“My number one priority is guaranteeing feminine hygiene products are offered in Georgetown’s all-gendered bathrooms for free,” Hopkins wrote. “Secondly, we need more 24-hour dining options on campus. When we as a community identify problems on campus, we’re going to need bold leadership to enact real change. I believe I’m the candidate to do that.”
Prospective senators who are not officially registered to run still have until 11:59 p.m. on Sept. 20 to collect 100 undergraduate student signatures and petition to run for a seat, according to GUSA Election Commission Chair Justin Rich (SFS ’22).
Chris Ziac (COL ’22) also announced his campaign for the at-large seat Wednesday, hanging up flyers and posters in residential halls and public campus spaces.

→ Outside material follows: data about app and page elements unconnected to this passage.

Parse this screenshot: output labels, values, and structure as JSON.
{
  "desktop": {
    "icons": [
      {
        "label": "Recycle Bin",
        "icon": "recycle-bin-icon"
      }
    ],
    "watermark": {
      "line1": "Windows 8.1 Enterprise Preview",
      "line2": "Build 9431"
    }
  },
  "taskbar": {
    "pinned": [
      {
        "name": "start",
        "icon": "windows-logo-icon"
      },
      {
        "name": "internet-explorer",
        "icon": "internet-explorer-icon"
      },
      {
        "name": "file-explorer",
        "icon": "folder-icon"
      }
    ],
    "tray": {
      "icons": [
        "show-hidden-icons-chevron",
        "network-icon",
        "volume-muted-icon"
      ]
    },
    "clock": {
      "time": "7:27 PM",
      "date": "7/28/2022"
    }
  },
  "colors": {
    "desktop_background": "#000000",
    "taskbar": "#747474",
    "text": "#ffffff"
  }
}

Ziac is focusing on improving facilities, socioeconomic advocacy and sustainability in his platform, his posters said.
“I want to know what issues students care most about so I know how I can make their lives better on campus,” Ziac wrote in an email to The Hoya. “Whether as a candidate or a Senator, I want the student body to know that my first priority will always be serving as an accessible advocate for their well-being.”
Lucy Sonsalla (SFS ’23) launched her campaign Wednesday for one of the seven seats open to the Class of 2023. Sonsalla is running a campaign based around residential life issues, she wrote in an email to The Hoya.
“I am running for senate in order to improve the quality of Georgetown’s residential life. Many of the problems at Georgetown were immediately obvious to me within days of arriving,” Sonsalla wrote. “I believe that by educating the student body on taking care of themselves and our facilities, we can improve health, lower stress, and boost morale across campus at minimal expenses.”
The freshman candidates currently running include Brandon Yusuf (MSB ’23), Leo Rassieur (COL ’23), Eric Bazail Eimil (SFS ’23), Zach Volpe (SFS ’23), Kelvin Doe (COL ’23), Eddie Galvan (MSB ’23), Eric Lipka (COL ’23), Tyler Bates (SFS ’23), Zumanah Mahmud (MSB ’23), Cyrus Morrell (COL ’23), Trey Di Bona (SFS ’23), Andy Serrano (COL ’23), Jair Pearsall (COL ’23), Sonsalla and Hopkins.
Juliana Arias (SFS ’20) is running unopposed for the Class of 2020 position.
Henry Dai (SFS ’22), Hal Rogers (COL ’22), Alexandra Mucher (COL ’22) and Ziac are all seeking at-large senate seats.